Bed wetting is generally considered normal in children until they attain full voluntary control, generally by around 5 years of age.

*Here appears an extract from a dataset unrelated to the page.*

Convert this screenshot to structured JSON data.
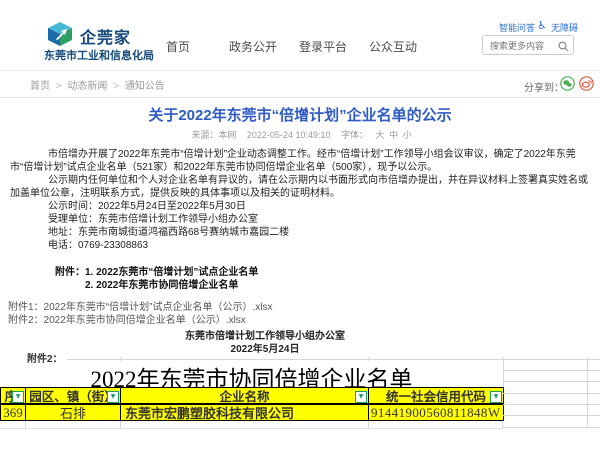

Children generally attain daytime control first at around 2-3 years of age followed by night control.

Bed wetting is considered significant if a child more than 5 years of age voids at night at least 2 times a week for at least 3 months.

All children who have such complaints need to be evaluated with clinical consultation to rule out any underlying causes of the kidney and urinary bladder.

Symptoms in children which should ring alarm bells are

  1. Daytime incontinence
  2. Rushing to toilet every time the child wants to void
  3. Wetting underpants without the sensation or urge to pass urine
  4. Dribbling of urine continuously day or night
  5. Associated with incontinence of stools
  6. Any other systemic illness
  7. New onset enuresis in a previously continent child
  8. Frequent urinary tract infections

For children with isolated night time enuresis, the management consists of step wise approach.

  1. Reduced water intake at night
  2. Early dinner, voiding just before going to bed
  3. Assessment and addressing of any psychological or emotional stressors
  4. Alarms to wake up children at night to void or bed wetting alarms where the alarm rings when the child wets his/her bed.
  5. Medicines which reduce night urine production are used as adjunct when all other measures fail